Say how many lines in the data below contain the word "label", and give no other text.

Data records
+ + + + +
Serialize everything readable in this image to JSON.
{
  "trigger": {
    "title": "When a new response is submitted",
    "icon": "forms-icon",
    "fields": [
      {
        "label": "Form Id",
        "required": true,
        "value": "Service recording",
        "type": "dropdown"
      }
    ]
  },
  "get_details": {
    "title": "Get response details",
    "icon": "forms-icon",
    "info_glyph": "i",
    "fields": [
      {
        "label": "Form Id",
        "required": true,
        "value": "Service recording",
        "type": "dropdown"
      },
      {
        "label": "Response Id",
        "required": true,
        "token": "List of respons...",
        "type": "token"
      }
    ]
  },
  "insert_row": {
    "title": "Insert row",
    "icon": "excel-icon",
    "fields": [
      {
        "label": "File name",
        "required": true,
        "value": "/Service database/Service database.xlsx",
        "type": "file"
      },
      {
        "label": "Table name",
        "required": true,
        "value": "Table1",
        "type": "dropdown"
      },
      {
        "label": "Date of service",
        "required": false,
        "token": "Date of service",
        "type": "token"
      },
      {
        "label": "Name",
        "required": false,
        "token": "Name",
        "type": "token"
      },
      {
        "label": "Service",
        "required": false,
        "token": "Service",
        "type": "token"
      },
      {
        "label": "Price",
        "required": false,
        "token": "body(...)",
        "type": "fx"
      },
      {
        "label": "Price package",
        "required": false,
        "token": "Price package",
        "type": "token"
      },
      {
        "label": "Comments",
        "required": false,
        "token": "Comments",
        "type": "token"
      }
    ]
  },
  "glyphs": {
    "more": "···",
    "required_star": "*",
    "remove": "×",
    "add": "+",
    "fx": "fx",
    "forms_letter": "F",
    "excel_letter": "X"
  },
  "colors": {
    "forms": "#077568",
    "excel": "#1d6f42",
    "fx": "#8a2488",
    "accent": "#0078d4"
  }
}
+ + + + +
**Written reply**.
11